[INPUT MATERIAL]

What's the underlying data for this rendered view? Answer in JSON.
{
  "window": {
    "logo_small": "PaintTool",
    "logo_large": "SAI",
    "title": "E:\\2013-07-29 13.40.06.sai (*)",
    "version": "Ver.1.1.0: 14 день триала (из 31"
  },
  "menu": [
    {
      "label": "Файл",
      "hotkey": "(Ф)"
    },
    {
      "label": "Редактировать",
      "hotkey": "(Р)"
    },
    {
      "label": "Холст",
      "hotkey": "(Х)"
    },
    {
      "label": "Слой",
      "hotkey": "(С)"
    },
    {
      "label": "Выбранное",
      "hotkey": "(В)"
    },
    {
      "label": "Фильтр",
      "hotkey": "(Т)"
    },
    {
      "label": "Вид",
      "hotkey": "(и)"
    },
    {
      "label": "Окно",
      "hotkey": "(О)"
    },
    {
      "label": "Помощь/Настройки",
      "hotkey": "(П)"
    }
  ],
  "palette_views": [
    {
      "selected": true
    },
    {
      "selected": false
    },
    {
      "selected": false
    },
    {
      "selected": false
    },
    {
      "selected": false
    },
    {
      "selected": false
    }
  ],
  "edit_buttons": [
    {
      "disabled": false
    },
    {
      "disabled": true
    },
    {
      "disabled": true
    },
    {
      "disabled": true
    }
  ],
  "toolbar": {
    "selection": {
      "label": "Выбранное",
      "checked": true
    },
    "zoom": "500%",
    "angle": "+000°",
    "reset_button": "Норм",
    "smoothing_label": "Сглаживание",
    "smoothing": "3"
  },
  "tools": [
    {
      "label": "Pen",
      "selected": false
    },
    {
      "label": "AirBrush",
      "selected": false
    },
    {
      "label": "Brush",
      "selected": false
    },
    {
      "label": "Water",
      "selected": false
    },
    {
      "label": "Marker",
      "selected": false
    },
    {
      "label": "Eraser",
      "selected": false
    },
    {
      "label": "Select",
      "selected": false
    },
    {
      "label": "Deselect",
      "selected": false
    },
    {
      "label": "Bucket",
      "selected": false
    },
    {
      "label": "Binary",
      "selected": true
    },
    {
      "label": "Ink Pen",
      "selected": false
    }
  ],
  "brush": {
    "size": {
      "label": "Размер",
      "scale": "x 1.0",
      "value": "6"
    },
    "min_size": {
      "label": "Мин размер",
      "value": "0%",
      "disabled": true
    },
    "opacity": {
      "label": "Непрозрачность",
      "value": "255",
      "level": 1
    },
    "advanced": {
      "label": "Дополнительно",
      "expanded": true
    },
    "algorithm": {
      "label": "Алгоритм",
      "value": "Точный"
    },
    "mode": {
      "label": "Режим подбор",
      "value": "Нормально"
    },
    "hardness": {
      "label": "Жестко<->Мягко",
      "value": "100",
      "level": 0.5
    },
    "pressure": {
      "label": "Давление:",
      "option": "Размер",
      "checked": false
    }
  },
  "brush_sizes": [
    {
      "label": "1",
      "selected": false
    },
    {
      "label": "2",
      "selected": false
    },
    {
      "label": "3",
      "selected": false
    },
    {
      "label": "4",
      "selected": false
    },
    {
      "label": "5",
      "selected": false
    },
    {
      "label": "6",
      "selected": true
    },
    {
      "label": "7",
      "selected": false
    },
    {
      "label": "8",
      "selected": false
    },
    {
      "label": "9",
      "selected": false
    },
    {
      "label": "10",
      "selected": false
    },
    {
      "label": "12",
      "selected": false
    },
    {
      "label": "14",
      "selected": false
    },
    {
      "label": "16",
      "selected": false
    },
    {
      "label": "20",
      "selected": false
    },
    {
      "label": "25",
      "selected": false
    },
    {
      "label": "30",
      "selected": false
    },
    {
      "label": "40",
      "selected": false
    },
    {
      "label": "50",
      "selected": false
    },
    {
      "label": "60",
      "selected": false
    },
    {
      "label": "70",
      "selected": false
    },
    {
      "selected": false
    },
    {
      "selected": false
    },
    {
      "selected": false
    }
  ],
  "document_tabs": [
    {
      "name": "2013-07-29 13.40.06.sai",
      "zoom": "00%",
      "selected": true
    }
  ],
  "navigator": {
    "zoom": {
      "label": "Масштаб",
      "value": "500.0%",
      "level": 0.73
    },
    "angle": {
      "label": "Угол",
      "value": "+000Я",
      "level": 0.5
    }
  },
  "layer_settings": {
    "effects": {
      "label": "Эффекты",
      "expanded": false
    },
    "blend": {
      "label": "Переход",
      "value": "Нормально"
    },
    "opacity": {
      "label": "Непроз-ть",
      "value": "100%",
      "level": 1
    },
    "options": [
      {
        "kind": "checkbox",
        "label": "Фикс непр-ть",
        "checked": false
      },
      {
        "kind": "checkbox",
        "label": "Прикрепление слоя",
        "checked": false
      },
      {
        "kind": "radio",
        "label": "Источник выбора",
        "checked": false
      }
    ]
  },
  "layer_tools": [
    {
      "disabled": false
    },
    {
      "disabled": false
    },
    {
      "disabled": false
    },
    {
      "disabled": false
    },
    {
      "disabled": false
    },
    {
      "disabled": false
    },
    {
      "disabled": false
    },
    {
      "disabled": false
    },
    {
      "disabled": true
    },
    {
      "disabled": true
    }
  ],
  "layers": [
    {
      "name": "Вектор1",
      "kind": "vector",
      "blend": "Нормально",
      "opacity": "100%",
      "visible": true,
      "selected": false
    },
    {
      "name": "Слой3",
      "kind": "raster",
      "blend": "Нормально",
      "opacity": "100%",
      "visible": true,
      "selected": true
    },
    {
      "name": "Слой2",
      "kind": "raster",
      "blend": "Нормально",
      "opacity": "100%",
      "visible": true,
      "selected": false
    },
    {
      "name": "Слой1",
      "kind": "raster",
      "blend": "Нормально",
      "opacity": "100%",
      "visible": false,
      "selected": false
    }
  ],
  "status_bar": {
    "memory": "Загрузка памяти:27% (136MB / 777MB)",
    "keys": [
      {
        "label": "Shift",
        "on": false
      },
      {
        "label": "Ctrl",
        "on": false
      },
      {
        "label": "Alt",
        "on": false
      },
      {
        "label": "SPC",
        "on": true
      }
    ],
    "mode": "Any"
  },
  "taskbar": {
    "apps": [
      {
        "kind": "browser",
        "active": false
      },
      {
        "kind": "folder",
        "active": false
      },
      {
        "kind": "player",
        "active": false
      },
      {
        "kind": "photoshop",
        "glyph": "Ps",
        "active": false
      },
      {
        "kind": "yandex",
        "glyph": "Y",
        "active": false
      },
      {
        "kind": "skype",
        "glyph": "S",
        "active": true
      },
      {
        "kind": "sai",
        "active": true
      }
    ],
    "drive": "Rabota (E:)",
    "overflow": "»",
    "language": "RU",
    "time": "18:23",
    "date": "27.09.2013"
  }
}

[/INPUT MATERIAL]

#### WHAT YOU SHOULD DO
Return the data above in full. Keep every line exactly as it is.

#### TASK OUTPUT
What's the underlying data for this rendered view? Answer in JSON.
{
  "window": {
    "logo_small": "PaintTool",
    "logo_large": "SAI",
    "title": "E:\\2013-07-29 13.40.06.sai (*)",
    "version": "Ver.1.1.0: 14 день триала (из 31"
  },
  "menu": [
    {
      "label": "Файл",
      "hotkey": "(Ф)"
    },
    {
      "label": "Редактировать",
      "hotkey": "(Р)"
    },
    {
      "label": "Холст",
      "hotkey": "(Х)"
    },
    {
      "label": "Слой",
      "hotkey": "(С)"
    },
    {
      "label": "Выбранное",
      "hotkey": "(В)"
    },
    {
      "label": "Фильтр",
      "hotkey": "(Т)"
    },
    {
      "label": "Вид",
      "hotkey": "(и)"
    },
    {
      "label": "Окно",
      "hotkey": "(О)"
    },
    {
      "label": "Помощь/Настройки",
      "hotkey": "(П)"
    }
  ],
  "palette_views": [
    {
      "selected": true
    },
    {
      "selected": false
    },
    {
      "selected": false
    },
    {
      "selected": false
    },
    {
      "selected": false
    },
    {
      "selected": false
    }
  ],
  "edit_buttons": [
    {
      "disabled": false
    },
    {
      "disabled": true
    },
    {
      "disabled": true
    },
    {
      "disabled": true
    }
  ],
  "toolbar": {
    "selection": {
      "label": "Выбранное",
      "checked": true
    },
    "zoom": "500%",
    "angle": "+000°",
    "reset_button": "Норм",
    "smoothing_label": "Сглаживание",
    "smoothing": "3"
  },
  "tools": [
    {
      "label": "Pen",
      "selected": false
    },
    {
      "label": "AirBrush",
      "selected": false
    },
    {
      "label": "Brush",
      "selected": false
    },
    {
      "label": "Water",
      "selected": false
    },
    {
      "label": "Marker",
      "selected": false
    },
    {
      "label": "Eraser",
      "selected": false
    },
    {
      "label": "Select",
      "selected": false
    },
    {
      "label": "Deselect",
      "selected": false
    },
    {
      "label": "Bucket",
      "selected": false
    },
    {
      "label": "Binary",
      "selected": true
    },
    {
      "label": "Ink Pen",
      "selected": false
    }
  ],
  "brush": {
    "size": {
      "label": "Размер",
      "scale": "x 1.0",
      "value": "6"
    },
    "min_size": {
      "label": "Мин размер",
      "value": "0%",
      "disabled": true
    },
    "opacity": {
      "label": "Непрозрачность",
      "value": "255",
      "level": 1
    },
    "advanced": {
      "label": "Дополнительно",
      "expanded": true
    },
    "algorithm": {
      "label": "Алгоритм",
      "value": "Точный"
    },
    "mode": {
      "label": "Режим подбор",
      "value": "Нормально"
    },
    "hardness": {
      "label": "Жестко<->Мягко",
      "value": "100",
      "level": 0.5
    },
    "pressure": {
      "label": "Давление:",
      "option": "Размер",
      "checked": false
    }
  },
  "brush_sizes": [
    {
      "label": "1",
      "selected": false
    },
    {
      "label": "2",
      "selected": false
    },
    {
      "label": "3",
      "selected": false
    },
    {
      "label": "4",
      "selected": false
    },
    {
      "label": "5",
      "selected": false
    },
    {
      "label": "6",
      "selected": true
    },
    {
      "label": "7",
      "selected": false
    },
    {
      "label": "8",
      "selected": false
    },
    {
      "label": "9",
      "selected": false
    },
    {
      "label": "10",
      "selected": false
    },
    {
      "label": "12",
      "selected": false
    },
    {
      "label": "14",
      "selected": false
    },
    {
      "label": "16",
      "selected": false
    },
    {
      "label": "20",
      "selected": false
    },
    {
      "label": "25",
      "selected": false
    },
    {
      "label": "30",
      "selected": false
    },
    {
      "label": "40",
      "selected": false
    },
    {
      "label": "50",
      "selected": false
    },
    {
      "label": "60",
      "selected": false
    },
    {
      "label": "70",
      "selected": false
    },
    {
      "selected": false
    },
    {
      "selected": false
    },
    {
      "selected": false
    }
  ],
  "document_tabs": [
    {
      "name": "2013-07-29 13.40.06.sai",
      "zoom": "00%",
      "selected": true
    }
  ],
  "navigator": {
    "zoom": {
      "label": "Масштаб",
      "value": "500.0%",
      "level": 0.73
    },
    "angle": {
      "label": "Угол",
      "value": "+000Я",
      "level": 0.5
    }
  },
  "layer_settings": {
    "effects": {
      "label": "Эффекты",
      "expanded": false
    },
    "blend": {
      "label": "Переход",
      "value": "Нормально"
    },
    "opacity": {
      "label": "Непроз-ть",
      "value": "100%",
      "level": 1
    },
    "options": [
      {
        "kind": "checkbox",
        "label": "Фикс непр-ть",
        "checked": false
      },
      {
        "kind": "checkbox",
        "label": "Прикрепление слоя",
        "checked": false
      },
      {
        "kind": "radio",
        "label": "Источник выбора",
        "checked": false
      }
    ]
  },
  "layer_tools": [
    {
      "disabled": false
    },
    {
      "disabled": false
    },
    {
      "disabled": false
    },
    {
      "disabled": false
    },
    {
      "disabled": false
    },
    {
      "disabled": false
    },
    {
      "disabled": false
    },
    {
      "disabled": false
    },
    {
      "disabled": true
    },
    {
      "disabled": true
    }
  ],
  "layers": [
    {
      "name": "Вектор1",
      "kind": "vector",
      "blend": "Нормально",
      "opacity": "100%",
      "visible": true,
      "selected": false
    },
    {
      "name": "Слой3",
      "kind": "raster",
      "blend": "Нормально",
      "opacity": "100%",
      "visible": true,
      "selected": true
    },
    {
      "name": "Слой2",
      "kind": "raster",
      "blend": "Нормально",
      "opacity": "100%",
      "visible": true,
      "selected": false
    },
    {
      "name": "Слой1",
      "kind": "raster",
      "blend": "Нормально",
      "opacity": "100%",
      "visible": false,
      "selected": false
    }
  ],
  "status_bar": {
    "memory": "Загрузка памяти:27% (136MB / 777MB)",
    "keys": [
      {
        "label": "Shift",
        "on": false
      },
      {
        "label": "Ctrl",
        "on": false
      },
      {
        "label": "Alt",
        "on": false
      },
      {
        "label": "SPC",
        "on": true
      }
    ],
    "mode": "Any"
  },
  "taskbar": {
    "apps": [
      {
        "kind": "browser",
        "active": false
      },
      {
        "kind": "folder",
        "active": false
      },
      {
        "kind": "player",
        "active": false
      },
      {
        "kind": "photoshop",
        "glyph": "Ps",
        "active": false
      },
      {
        "kind": "yandex",
        "glyph": "Y",
        "active": false
      },
      {
        "kind": "skype",
        "glyph": "S",
        "active": true
      },
      {
        "kind": "sai",
        "active": true
      }
    ],
    "drive": "Rabota (E:)",
    "overflow": "»",
    "language": "RU",
    "time": "18:23",
    "date": "27.09.2013"
  }
}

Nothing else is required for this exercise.